Some stories are too good for the big screen. They’re for the history books.
One icy morning, a ranch hand ran to the Billings County Sheriff claiming a boat had been stolen, a severed rope and a red mitten as proof. The idea of pursuing armed and dangerous thieves on a flooded and ice-filled river was a life-threatening task. However, this sheriff lived for rugged adventures. His name was Theodore Roosevelt.
In the 1888 book “Ranch Life and the Hunting Trail,” he recounts the tale of battling the Missouri River through rolling clay buttes and zero-degree weather. When they approached the camp, Roosevelt wrote, “For a moment, we felt a thrill of keen excitement and our veins tingled as we crept cautiously toward the fire.” Using the element of surprise, all three thieves were apprehended. The trip took 36 hours and 300 miles – all for a replaceable boat – and was only made possible with Roosevelt’s undying sense of justice and need for adventure.
Stories like these tested his resolve, and are part of the reason he said, “I would not have been president if it had not been for my experience in North Dakota.” Today, you can visit the area where this happened at the Elkhorn Ranch in Theodore Roosevelt National Park.

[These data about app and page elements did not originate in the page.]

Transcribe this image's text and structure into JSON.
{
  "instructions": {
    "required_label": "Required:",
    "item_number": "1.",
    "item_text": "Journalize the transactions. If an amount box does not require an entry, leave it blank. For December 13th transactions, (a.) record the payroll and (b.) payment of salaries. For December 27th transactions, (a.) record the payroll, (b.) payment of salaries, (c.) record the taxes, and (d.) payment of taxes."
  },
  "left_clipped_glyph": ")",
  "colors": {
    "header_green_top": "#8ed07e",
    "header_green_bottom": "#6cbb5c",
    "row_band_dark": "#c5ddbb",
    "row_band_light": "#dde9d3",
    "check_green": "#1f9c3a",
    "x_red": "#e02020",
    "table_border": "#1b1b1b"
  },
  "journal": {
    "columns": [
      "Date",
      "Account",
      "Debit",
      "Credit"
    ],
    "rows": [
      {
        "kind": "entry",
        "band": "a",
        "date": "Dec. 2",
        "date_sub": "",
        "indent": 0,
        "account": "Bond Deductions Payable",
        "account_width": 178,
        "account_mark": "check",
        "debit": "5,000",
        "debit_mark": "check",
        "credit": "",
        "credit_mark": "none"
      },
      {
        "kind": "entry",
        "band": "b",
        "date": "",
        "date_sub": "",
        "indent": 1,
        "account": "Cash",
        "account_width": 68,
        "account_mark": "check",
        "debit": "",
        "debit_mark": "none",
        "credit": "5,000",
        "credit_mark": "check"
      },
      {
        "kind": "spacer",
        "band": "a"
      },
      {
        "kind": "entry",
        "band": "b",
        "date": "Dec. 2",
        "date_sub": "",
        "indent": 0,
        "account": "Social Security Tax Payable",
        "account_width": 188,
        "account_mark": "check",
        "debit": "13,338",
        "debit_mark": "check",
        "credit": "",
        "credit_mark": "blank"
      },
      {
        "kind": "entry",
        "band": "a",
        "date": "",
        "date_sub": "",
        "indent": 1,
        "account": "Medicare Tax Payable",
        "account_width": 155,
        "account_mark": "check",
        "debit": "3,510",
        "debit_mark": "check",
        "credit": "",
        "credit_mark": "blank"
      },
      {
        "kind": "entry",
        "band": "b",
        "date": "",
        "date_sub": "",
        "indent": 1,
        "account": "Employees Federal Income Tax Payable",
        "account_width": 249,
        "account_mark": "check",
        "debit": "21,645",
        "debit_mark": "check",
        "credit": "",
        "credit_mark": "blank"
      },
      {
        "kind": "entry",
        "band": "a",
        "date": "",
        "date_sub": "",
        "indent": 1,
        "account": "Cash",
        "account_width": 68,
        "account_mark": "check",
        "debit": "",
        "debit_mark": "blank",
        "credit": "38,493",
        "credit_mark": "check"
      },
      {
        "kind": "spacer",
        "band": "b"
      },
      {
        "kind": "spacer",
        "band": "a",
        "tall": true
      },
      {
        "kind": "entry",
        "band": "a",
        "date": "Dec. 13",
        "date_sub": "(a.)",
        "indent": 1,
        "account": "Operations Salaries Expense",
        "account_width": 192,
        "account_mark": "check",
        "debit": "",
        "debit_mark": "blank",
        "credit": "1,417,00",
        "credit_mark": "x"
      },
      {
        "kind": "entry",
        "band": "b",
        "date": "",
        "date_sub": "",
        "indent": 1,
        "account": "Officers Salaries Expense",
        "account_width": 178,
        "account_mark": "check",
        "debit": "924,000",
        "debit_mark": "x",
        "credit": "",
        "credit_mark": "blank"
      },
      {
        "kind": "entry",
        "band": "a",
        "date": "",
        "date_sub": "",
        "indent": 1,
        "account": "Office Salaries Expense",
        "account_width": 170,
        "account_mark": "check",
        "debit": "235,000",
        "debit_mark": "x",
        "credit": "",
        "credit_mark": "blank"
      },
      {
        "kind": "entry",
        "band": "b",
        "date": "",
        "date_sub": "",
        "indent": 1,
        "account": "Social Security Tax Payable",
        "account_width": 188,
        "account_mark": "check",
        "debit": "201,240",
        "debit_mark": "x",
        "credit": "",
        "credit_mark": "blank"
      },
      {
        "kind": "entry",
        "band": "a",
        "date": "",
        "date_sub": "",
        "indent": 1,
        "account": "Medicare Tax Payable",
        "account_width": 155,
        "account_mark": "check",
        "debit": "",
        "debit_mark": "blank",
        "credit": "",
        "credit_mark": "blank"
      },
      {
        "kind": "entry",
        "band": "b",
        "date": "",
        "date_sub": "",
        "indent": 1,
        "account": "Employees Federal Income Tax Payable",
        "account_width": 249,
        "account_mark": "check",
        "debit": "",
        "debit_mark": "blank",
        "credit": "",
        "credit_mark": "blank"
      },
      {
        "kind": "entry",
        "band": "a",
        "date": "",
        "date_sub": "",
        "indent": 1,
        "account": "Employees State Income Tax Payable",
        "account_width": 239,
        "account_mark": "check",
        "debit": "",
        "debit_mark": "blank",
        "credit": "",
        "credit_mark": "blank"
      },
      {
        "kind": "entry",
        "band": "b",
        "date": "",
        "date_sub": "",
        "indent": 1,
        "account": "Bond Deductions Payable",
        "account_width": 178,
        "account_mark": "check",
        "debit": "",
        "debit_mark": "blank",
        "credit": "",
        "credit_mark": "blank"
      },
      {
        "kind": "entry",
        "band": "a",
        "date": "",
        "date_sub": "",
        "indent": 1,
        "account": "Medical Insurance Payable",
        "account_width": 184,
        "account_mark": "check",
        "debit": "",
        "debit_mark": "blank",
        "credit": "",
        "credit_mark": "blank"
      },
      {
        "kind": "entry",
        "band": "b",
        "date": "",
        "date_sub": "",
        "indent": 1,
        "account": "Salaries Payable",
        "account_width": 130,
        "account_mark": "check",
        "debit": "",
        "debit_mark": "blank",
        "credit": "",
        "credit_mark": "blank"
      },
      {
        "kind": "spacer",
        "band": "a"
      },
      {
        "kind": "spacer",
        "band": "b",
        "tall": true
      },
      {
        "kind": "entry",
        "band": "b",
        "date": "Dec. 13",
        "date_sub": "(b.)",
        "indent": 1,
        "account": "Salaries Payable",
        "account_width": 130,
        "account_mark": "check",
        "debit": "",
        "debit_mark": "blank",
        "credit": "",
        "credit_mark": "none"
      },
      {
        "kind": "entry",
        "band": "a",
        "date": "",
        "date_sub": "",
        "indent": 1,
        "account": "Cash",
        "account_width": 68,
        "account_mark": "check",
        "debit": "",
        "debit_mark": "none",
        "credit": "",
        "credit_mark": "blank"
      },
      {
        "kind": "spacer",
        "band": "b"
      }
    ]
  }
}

For more information on North Dakota, visit NDTourism.com.